When yellow leaves, or none, or few, do hang Upon those boughs which shake against the cold,
Bare ruined choirs, where late the sweet birds sang.
As after sunset fadeth in the west,
Death's second self, that seals up all in rest.
That on the ashes of his youth doth lie As the death-bed whereon it must expire,
Consumed with that which it was nourished by: -This thou perceiv’st, which makes thy love more strong, To love that well which thou must leave ere long.
William Shakespeare 150
FOR my sake do you with Fortune chide,
The guilty goddess of my harmful deeds,
Potions of eisel 'gainst my strong infection;
No bitterness that I will bitter think,
Pity me then, dear friend, and I assure ye
HEN to the sessions of sweet silent thought
things past, I sigh the lack of many a thing I sought,

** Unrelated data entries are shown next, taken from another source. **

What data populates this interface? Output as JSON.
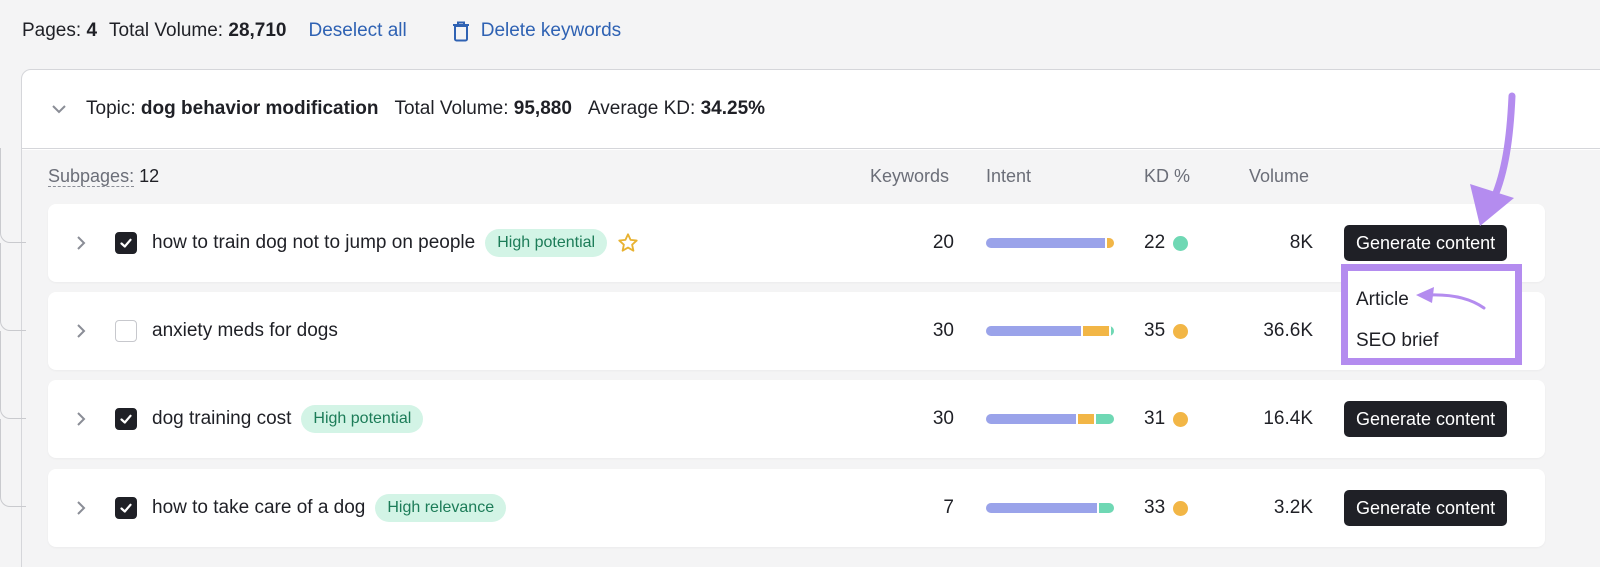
{
  "topbar": {
    "pages_label": "Pages:",
    "pages_value": "4",
    "volume_label": "Total Volume:",
    "volume_value": "28,710",
    "deselect_label": "Deselect all",
    "delete_label": "Delete keywords"
  },
  "topic": {
    "label": "Topic:",
    "name": "dog behavior modification",
    "volume_label": "Total Volume:",
    "volume_value": "95,880",
    "kd_label": "Average KD:",
    "kd_value": "34.25%"
  },
  "columns": {
    "subpages_label": "Subpages:",
    "subpages_count": "12",
    "keywords": "Keywords",
    "intent": "Intent",
    "kd": "KD %",
    "volume": "Volume"
  },
  "rows": [
    {
      "title": "how to train dog not to jump on people",
      "checked": true,
      "badge": "High potential",
      "starred": true,
      "keywords": "20",
      "intent": [
        {
          "color": "#9aa3ea",
          "share": 0.93
        },
        {
          "color": "#f2b646",
          "share": 0.07
        }
      ],
      "kd": "22",
      "kd_color": "#6fd8b4",
      "volume": "8K",
      "button": "Generate content"
    },
    {
      "title": "anxiety meds for dogs",
      "checked": false,
      "badge": "",
      "starred": false,
      "keywords": "30",
      "intent": [
        {
          "color": "#9aa3ea",
          "share": 0.74
        },
        {
          "color": "#f2b646",
          "share": 0.22
        },
        {
          "color": "#6fd8b4",
          "share": 0.04
        }
      ],
      "kd": "35",
      "kd_color": "#f2b646",
      "volume": "36.6K",
      "button": ""
    },
    {
      "title": "dog training cost",
      "checked": true,
      "badge": "High potential",
      "starred": false,
      "keywords": "30",
      "intent": [
        {
          "color": "#9aa3ea",
          "share": 0.7
        },
        {
          "color": "#f2b646",
          "share": 0.14
        },
        {
          "color": "#6fd8b4",
          "share": 0.16
        }
      ],
      "kd": "31",
      "kd_color": "#f2b646",
      "volume": "16.4K",
      "button": "Generate content"
    },
    {
      "title": "how to take care of a dog",
      "checked": true,
      "badge": "High relevance",
      "starred": false,
      "keywords": "7",
      "intent": [
        {
          "color": "#9aa3ea",
          "share": 0.87
        },
        {
          "color": "#6fd8b4",
          "share": 0.13
        }
      ],
      "kd": "33",
      "kd_color": "#f2b646",
      "volume": "3.2K",
      "button": "Generate content"
    }
  ],
  "dropdown": {
    "items": [
      "Article",
      "SEO brief"
    ]
  },
  "annotation_color": "#b48cef",
  "icons": [
    "trash-icon",
    "chevron-down-icon",
    "chevron-right-icon",
    "checkmark-icon",
    "star-icon",
    "arrow-icon"
  ]
}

And with old woes new wail my dear time's waste; Then can I drown an eye, unused to flow,
For precious friends hid in death's dateless night, And weep afresh love's long-since-canceled woe,

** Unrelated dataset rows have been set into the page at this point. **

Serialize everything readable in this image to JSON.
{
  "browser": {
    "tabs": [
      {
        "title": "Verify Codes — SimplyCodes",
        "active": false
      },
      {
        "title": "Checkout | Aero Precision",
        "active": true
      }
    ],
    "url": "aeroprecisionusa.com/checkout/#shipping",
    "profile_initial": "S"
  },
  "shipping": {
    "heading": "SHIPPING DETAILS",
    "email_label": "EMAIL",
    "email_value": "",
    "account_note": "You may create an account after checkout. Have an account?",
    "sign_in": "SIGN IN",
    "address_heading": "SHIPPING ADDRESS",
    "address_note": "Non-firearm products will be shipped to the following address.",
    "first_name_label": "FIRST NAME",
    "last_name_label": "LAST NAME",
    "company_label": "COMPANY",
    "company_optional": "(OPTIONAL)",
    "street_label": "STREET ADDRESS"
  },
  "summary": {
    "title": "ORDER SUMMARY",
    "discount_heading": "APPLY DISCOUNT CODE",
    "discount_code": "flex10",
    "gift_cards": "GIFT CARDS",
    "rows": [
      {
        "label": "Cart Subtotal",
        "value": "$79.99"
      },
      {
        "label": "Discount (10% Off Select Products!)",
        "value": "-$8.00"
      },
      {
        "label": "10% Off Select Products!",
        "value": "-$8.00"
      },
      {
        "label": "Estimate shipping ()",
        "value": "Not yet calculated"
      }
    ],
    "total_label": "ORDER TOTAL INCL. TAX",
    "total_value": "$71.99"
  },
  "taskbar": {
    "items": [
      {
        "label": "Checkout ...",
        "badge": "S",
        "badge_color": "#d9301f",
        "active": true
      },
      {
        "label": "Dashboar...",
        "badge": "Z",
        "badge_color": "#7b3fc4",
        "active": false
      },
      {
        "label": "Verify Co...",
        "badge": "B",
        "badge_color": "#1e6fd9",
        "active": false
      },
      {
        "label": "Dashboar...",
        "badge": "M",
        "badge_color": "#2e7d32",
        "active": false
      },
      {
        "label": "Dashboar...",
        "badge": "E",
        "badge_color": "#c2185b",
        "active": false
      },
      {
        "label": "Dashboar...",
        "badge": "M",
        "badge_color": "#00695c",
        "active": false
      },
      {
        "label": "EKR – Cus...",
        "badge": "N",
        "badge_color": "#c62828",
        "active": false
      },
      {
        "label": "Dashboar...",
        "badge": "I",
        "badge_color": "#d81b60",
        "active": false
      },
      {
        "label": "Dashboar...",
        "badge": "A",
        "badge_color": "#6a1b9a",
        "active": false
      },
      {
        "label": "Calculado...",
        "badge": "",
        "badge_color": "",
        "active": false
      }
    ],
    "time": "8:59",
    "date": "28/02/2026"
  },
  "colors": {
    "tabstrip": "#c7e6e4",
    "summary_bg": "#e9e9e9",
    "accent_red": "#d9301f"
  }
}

And moan the expense of many a vanished sight. Then can I grieve at grievances foregone,
And heavily from woe to woe tell o'er The sad account of fore-bemoaned moan,
Which I new pay as if not paid before: -But if the while I think on thee, dear friend, All losses are restored, and sorrows end.

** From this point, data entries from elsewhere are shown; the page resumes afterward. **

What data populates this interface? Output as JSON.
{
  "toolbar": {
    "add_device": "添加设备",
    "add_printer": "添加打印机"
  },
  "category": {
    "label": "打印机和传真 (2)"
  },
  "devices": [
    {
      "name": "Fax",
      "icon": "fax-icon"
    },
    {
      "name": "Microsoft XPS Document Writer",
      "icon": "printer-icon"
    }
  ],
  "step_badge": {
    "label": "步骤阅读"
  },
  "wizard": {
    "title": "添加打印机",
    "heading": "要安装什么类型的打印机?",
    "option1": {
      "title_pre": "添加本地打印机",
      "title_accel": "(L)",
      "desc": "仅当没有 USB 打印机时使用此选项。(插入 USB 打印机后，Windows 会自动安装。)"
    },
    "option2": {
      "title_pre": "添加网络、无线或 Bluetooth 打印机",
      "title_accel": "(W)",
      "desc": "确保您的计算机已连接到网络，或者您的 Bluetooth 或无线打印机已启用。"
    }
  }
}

So do our minutes hasten to their end;
In sequent toil all forwards do contend. Nativity, once in the main of light,
Crawls to maturity, wherewith being crowned, Crooked eclipses 'gainst his glory fight,
And Time that gave doth now his gift confound.
Time doth transfix the flourish set on youth,
And delves the parallels in beauty's brow; Feeds on the rarities of nature's truth,
And nothing stands but for his scythe to mow: And yet, to times in hope, my verse shall stand Praising thy worth, despite his cruel hand.
INCE brass, nor stone, nor earth, nor boundless sea,
But sad mortality o'ersways their power, How with this rage shall beauty hold a plea,
Whose action is no stronger than a flower? O how shall summer's honey breath hold out
Against the wreckful siege of battering days, When rocks impregnable are not so stout
Nor gates of steel so strong, but time decays? O fearful meditation! where, alack!
Shall Time's best jewel from Time's chest lie hid? Or what strong hand can hold his swift foot back,
Or who his spoil of beauty can forbid?
OZYMANDIAS OF EGYPT
MET a traveler from an antique land
Who said: Two vast and trunkless legs of stone Stand in the desert. Near them on the sand,
Half sunk, a shattered visage lies, whose frown And wrinkled lip and sneer of cold com mand
Tell that its sculptor well those passions read Spoil: destruction
Which yet survive, stamped on these lifeless things,
d The hand that mocked them and the heart that fed; C
And on the pedestal these words appear: “My name is Ozymandias, king of kings:
Look on my works, ye Mighty, and despair!” Nothing beside remains. Round the decay
Of that colossal wreck, boundless and bare, The lone and level sands stretch far away.
Percy Bysshe Shelley
'EAR no more the heat o' the sun
Nor the furious winter's rages;
Home art gone and ta'en thy wages:
Fear no more the frown o' the great,
Thou art past the tyrant's stroke;
To thee the reed is as the oak:
Fear no more the lightning-flash
Nor the all-dreaded thunder-stone;
Thou hast finished joy and moan;
OLDIER, rest! thy warfare o'er,
Slcep the sleep that knows not breaking;
Days of danger, nights of waking.
Hands unseen thy couch are strewing,
Every sense in slumber dewing.
No rude sound shall reach thine ear,
Armor's clang, or war-steed champing,
Mustering clan or squadron tramping.
At the daybreak from the fallow,
Booming from the sedgy shallow.
Huntsman, rest! thy chase is done;
While our slumbrous spells assail ye,
Bugles here shall sound reveillé.